Almost all healthy kids who toe-in or -out as toddlers learn to run, jump, and play sports as they grow up, just the same as kids without gait problems.
In-toeing and Out-toeing
Most toddlers toe-in or -out because of a slight rotation, or twist, of the upper or lower leg bones.
Tibial torsion, the most common cause of in-toeing, occurs when the lower leg bone (tibia) tilts inward. If the tibia tilts outward, a child will toe-out. When the thighbone, or femur, is tilted, the tibia will also turn and give the appearance of in-toeing or out-toeing. The medical term for this is femoral anteversion. In-toeing can also be caused by metatarsus adductus, a curvature of the foot that causes toes to point inward.
The reason some kids develop gait abnormalities and others don't is unclear, but many experts think that a family history of in-toeing or out-toeing plays a role. So, if you toed-in or -out as a child, there's a chance that your child could develop the same tendency. Additionally, a cramping of the fetus in the womb during pregnancy could also have led to in-toeing or out-toeing.

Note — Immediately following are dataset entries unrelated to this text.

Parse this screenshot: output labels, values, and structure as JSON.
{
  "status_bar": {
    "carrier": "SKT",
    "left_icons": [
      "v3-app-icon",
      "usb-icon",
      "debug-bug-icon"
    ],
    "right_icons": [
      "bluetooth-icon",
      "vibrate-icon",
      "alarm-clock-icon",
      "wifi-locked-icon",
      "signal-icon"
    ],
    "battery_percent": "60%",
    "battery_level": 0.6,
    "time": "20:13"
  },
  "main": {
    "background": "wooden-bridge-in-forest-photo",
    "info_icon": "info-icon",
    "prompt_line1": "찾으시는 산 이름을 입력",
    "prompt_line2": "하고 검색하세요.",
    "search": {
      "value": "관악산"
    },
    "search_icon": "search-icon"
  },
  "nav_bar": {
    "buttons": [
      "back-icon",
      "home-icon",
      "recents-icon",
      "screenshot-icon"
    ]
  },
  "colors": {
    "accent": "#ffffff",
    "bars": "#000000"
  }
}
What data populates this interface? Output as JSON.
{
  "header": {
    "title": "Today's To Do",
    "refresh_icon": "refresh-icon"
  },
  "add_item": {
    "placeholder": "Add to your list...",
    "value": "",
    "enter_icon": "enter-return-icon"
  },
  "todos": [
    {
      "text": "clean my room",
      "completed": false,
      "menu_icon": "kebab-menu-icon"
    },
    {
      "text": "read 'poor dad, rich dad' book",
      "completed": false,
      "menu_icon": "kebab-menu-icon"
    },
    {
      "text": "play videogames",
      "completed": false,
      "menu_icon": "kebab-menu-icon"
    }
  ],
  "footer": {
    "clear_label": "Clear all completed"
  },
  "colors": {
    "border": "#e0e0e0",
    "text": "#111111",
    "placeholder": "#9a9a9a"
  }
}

As a fetus grows, some of the bones have to rotate slightly to fit into the small space of the womb. In many cases, these bones are still rotated to some degree for the first few years of life. Many times this is most noticeable when a child learns to walk, because if the tibia or femur is tilted at an angle, the feet are, too.
Does Walking Improve?
As most kids get older, their bones very gradually rotate to a normal angle. Walking, like other skills, improves with experience, so kids will become better able to control their muscles and foot position.
In-toeing and out-toeing gets better over time, but the change occurs very gradually. And, it's hard to notice. Therefore, doctors often recommend using video clips to help parents track improvement. Parents can record their child walking, and then wait about a year to take another video. This usually makes it easy to see if the gait abnormality has improved over time. In most cases, it has. If not, parents should speak with their child's doctor to discuss whether treatment is necessary.
In the past, special shoes and braces were used to treat gait abnormalities. However, doctors found that these didn't make in-toeing or out-toeing disappear any faster, so they're rarely used anymore.
If Walking Does Not Improve
Speak with your doctor if you're concerned about the way your child walks. For a small number of kids, gait abnormalities can be associated with other problems. For example, out-toeing could signal a neuromuscular condition in rare cases.
Have your child evaluated by a doctor if you notice:
- in-toeing or out-toeing that doesn't improve by age 3
- limping or complaints of pain
- one foot that turns out more than the other
- developmental delays, such as not learning to talk as expected
- gait abnormalities that worsen instead of improve
The doctor can then decide if more specialized exams or testing should be done to make sure that your child gets the proper care.